Data records for software interfaces
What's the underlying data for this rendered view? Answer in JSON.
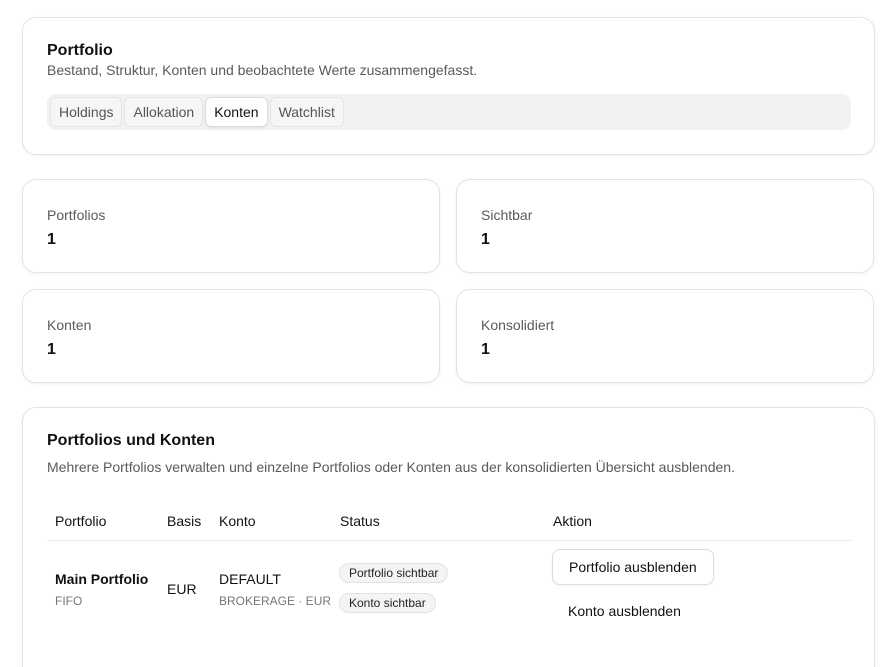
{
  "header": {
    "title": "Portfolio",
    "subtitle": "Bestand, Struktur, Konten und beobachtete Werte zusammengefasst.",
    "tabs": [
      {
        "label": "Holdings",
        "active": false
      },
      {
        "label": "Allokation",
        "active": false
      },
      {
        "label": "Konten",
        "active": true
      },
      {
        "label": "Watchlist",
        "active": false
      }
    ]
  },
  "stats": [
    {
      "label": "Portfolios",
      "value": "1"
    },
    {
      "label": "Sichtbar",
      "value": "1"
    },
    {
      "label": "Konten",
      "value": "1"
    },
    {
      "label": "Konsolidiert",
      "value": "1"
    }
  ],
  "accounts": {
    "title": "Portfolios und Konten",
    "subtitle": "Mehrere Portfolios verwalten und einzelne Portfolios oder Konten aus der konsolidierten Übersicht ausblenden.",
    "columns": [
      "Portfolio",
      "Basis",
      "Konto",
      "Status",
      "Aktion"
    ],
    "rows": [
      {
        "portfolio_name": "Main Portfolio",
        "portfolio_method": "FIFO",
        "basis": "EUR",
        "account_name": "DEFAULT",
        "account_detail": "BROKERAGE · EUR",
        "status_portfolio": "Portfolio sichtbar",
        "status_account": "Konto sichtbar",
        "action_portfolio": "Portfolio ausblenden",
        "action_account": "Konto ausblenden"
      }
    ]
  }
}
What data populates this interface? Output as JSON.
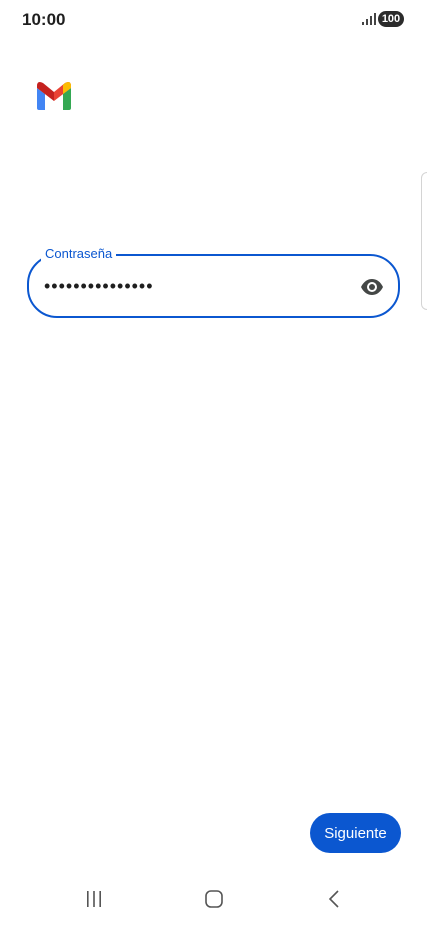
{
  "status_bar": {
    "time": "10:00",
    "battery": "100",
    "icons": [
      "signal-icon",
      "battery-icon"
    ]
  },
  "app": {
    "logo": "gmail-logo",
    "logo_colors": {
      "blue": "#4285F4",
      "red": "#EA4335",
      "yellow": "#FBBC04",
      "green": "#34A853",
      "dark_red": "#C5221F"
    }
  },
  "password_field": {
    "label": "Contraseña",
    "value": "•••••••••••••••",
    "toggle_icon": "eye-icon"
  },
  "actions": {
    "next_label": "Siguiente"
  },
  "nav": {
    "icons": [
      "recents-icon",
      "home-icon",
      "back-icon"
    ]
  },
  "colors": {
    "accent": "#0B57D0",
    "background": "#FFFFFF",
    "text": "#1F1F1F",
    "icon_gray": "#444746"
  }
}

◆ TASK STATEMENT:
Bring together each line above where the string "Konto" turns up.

◆ EXERCISE RESULT:
      "Konto",
        "status_account": "Konto sichtbar",
        "action_account": "Konto ausblenden"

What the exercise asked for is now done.